Supplied information:
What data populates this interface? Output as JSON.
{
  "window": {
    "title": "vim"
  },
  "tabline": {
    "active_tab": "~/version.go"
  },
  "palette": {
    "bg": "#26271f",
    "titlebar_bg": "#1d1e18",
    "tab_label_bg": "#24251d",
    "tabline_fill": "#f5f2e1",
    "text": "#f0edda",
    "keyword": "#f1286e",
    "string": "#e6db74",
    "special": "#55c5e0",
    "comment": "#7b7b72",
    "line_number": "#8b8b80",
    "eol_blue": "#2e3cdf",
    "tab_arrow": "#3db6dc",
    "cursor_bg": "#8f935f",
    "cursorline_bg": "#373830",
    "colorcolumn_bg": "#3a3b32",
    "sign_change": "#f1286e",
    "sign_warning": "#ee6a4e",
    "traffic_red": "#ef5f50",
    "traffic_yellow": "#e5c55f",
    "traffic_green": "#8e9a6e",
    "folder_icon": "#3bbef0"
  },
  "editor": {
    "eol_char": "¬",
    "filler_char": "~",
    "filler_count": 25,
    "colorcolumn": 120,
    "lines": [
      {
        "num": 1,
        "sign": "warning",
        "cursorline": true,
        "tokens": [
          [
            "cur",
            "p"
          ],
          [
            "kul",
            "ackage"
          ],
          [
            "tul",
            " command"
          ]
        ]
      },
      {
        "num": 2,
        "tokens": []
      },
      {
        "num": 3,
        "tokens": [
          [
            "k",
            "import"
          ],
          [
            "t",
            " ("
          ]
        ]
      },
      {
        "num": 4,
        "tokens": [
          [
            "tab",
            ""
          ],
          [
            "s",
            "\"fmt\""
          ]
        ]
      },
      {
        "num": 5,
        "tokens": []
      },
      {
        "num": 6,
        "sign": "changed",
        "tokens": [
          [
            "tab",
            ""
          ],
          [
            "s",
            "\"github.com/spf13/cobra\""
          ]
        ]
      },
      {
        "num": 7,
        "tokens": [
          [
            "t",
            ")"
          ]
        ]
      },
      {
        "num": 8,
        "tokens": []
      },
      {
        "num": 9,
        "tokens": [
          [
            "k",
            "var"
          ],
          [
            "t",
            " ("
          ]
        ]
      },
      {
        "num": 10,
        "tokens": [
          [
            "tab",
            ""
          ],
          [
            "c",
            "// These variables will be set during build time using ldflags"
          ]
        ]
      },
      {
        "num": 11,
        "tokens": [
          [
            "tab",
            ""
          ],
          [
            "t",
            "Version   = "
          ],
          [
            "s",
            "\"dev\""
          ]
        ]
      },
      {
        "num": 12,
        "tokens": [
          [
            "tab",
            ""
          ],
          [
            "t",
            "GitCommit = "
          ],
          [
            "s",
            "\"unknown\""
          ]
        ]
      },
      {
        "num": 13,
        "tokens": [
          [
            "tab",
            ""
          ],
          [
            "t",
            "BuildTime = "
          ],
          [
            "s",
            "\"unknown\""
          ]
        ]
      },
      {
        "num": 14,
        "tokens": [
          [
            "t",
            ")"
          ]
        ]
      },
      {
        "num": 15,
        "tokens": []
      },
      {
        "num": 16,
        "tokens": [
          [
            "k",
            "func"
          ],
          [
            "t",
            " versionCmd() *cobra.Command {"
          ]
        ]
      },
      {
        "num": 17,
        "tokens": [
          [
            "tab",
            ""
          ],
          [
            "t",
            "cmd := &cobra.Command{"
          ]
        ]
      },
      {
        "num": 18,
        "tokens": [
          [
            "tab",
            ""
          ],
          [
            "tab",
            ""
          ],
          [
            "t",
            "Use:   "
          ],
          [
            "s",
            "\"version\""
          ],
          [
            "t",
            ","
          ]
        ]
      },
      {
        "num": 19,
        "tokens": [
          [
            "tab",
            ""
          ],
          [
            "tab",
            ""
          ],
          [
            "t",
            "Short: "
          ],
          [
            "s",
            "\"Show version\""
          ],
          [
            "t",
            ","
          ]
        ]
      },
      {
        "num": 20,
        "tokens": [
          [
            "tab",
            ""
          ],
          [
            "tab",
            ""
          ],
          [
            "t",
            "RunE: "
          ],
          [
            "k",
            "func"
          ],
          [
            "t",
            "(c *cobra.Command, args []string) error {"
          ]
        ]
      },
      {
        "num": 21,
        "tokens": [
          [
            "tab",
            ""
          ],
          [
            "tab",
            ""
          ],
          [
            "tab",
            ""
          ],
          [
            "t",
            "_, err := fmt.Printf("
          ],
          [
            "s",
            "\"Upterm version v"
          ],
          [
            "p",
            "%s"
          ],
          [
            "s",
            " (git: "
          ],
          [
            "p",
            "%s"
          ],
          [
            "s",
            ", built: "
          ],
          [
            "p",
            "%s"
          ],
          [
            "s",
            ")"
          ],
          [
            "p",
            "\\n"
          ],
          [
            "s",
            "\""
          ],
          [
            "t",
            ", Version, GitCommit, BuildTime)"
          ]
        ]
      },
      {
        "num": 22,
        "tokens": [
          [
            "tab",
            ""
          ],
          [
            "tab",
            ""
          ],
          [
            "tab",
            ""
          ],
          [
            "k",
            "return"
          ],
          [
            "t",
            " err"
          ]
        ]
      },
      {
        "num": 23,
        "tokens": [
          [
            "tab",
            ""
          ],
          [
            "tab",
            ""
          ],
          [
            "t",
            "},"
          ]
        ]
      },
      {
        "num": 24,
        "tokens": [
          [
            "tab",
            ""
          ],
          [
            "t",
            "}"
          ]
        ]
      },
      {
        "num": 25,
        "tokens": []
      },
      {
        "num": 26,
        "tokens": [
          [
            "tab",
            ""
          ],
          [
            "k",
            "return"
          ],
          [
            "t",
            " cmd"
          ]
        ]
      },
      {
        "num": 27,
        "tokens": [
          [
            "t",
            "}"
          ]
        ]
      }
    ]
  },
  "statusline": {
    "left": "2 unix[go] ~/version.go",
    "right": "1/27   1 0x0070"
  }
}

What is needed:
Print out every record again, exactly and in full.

Solution:
What data populates this interface? Output as JSON.
{
  "window": {
    "title": "vim"
  },
  "tabline": {
    "active_tab": "~/version.go"
  },
  "palette": {
    "bg": "#26271f",
    "titlebar_bg": "#1d1e18",
    "tab_label_bg": "#24251d",
    "tabline_fill": "#f5f2e1",
    "text": "#f0edda",
    "keyword": "#f1286e",
    "string": "#e6db74",
    "special": "#55c5e0",
    "comment": "#7b7b72",
    "line_number": "#8b8b80",
    "eol_blue": "#2e3cdf",
    "tab_arrow": "#3db6dc",
    "cursor_bg": "#8f935f",
    "cursorline_bg": "#373830",
    "colorcolumn_bg": "#3a3b32",
    "sign_change": "#f1286e",
    "sign_warning": "#ee6a4e",
    "traffic_red": "#ef5f50",
    "traffic_yellow": "#e5c55f",
    "traffic_green": "#8e9a6e",
    "folder_icon": "#3bbef0"
  },
  "editor": {
    "eol_char": "¬",
    "filler_char": "~",
    "filler_count": 25,
    "colorcolumn": 120,
    "lines": [
      {
        "num": 1,
        "sign": "warning",
        "cursorline": true,
        "tokens": [
          [
            "cur",
            "p"
          ],
          [
            "kul",
            "ackage"
          ],
          [
            "tul",
            " command"
          ]
        ]
      },
      {
        "num": 2,
        "tokens": []
      },
      {
        "num": 3,
        "tokens": [
          [
            "k",
            "import"
          ],
          [
            "t",
            " ("
          ]
        ]
      },
      {
        "num": 4,
        "tokens": [
          [
            "tab",
            ""
          ],
          [
            "s",
            "\"fmt\""
          ]
        ]
      },
      {
        "num": 5,
        "tokens": []
      },
      {
        "num": 6,
        "sign": "changed",
        "tokens": [
          [
            "tab",
            ""
          ],
          [
            "s",
            "\"github.com/spf13/cobra\""
          ]
        ]
      },
      {
        "num": 7,
        "tokens": [
          [
            "t",
            ")"
          ]
        ]
      },
      {
        "num": 8,
        "tokens": []
      },
      {
        "num": 9,
        "tokens": [
          [
            "k",
            "var"
          ],
          [
            "t",
            " ("
          ]
        ]
      },
      {
        "num": 10,
        "tokens": [
          [
            "tab",
            ""
          ],
          [
            "c",
            "// These variables will be set during build time using ldflags"
          ]
        ]
      },
      {
        "num": 11,
        "tokens": [
          [
            "tab",
            ""
          ],
          [
            "t",
            "Version   = "
          ],
          [
            "s",
            "\"dev\""
          ]
        ]
      },
      {
        "num": 12,
        "tokens": [
          [
            "tab",
            ""
          ],
          [
            "t",
            "GitCommit = "
          ],
          [
            "s",
            "\"unknown\""
          ]
        ]
      },
      {
        "num": 13,
        "tokens": [
          [
            "tab",
            ""
          ],
          [
            "t",
            "BuildTime = "
          ],
          [
            "s",
            "\"unknown\""
          ]
        ]
      },
      {
        "num": 14,
        "tokens": [
          [
            "t",
            ")"
          ]
        ]
      },
      {
        "num": 15,
        "tokens": []
      },
      {
        "num": 16,
        "tokens": [
          [
            "k",
            "func"
          ],
          [
            "t",
            " versionCmd() *cobra.Command {"
          ]
        ]
      },
      {
        "num": 17,
        "tokens": [
          [
            "tab",
            ""
          ],
          [
            "t",
            "cmd := &cobra.Command{"
          ]
        ]
      },
      {
        "num": 18,
        "tokens": [
          [
            "tab",
            ""
          ],
          [
            "tab",
            ""
          ],
          [
            "t",
            "Use:   "
          ],
          [
            "s",
            "\"version\""
          ],
          [
            "t",
            ","
          ]
        ]
      },
      {
        "num": 19,
        "tokens": [
          [
            "tab",
            ""
          ],
          [
            "tab",
            ""
          ],
          [
            "t",
            "Short: "
          ],
          [
            "s",
            "\"Show version\""
          ],
          [
            "t",
            ","
          ]
        ]
      },
      {
        "num": 20,
        "tokens": [
          [
            "tab",
            ""
          ],
          [
            "tab",
            ""
          ],
          [
            "t",
            "RunE: "
          ],
          [
            "k",
            "func"
          ],
          [
            "t",
            "(c *cobra.Command, args []string) error {"
          ]
        ]
      },
      {
        "num": 21,
        "tokens": [
          [
            "tab",
            ""
          ],
          [
            "tab",
            ""
          ],
          [
            "tab",
            ""
          ],
          [
            "t",
            "_, err := fmt.Printf("
          ],
          [
            "s",
            "\"Upterm version v"
          ],
          [
            "p",
            "%s"
          ],
          [
            "s",
            " (git: "
          ],
          [
            "p",
            "%s"
          ],
          [
            "s",
            ", built: "
          ],
          [
            "p",
            "%s"
          ],
          [
            "s",
            ")"
          ],
          [
            "p",
            "\\n"
          ],
          [
            "s",
            "\""
          ],
          [
            "t",
            ", Version, GitCommit, BuildTime)"
          ]
        ]
      },
      {
        "num": 22,
        "tokens": [
          [
            "tab",
            ""
          ],
          [
            "tab",
            ""
          ],
          [
            "tab",
            ""
          ],
          [
            "k",
            "return"
          ],
          [
            "t",
            " err"
          ]
        ]
      },
      {
        "num": 23,
        "tokens": [
          [
            "tab",
            ""
          ],
          [
            "tab",
            ""
          ],
          [
            "t",
            "},"
          ]
        ]
      },
      {
        "num": 24,
        "tokens": [
          [
            "tab",
            ""
          ],
          [
            "t",
            "}"
          ]
        ]
      },
      {
        "num": 25,
        "tokens": []
      },
      {
        "num": 26,
        "tokens": [
          [
            "tab",
            ""
          ],
          [
            "k",
            "return"
          ],
          [
            "t",
            " cmd"
          ]
        ]
      },
      {
        "num": 27,
        "tokens": [
          [
            "t",
            "}"
          ]
        ]
      }
    ]
  },
  "statusline": {
    "left": "2 unix[go] ~/version.go",
    "right": "1/27   1 0x0070"
  }
}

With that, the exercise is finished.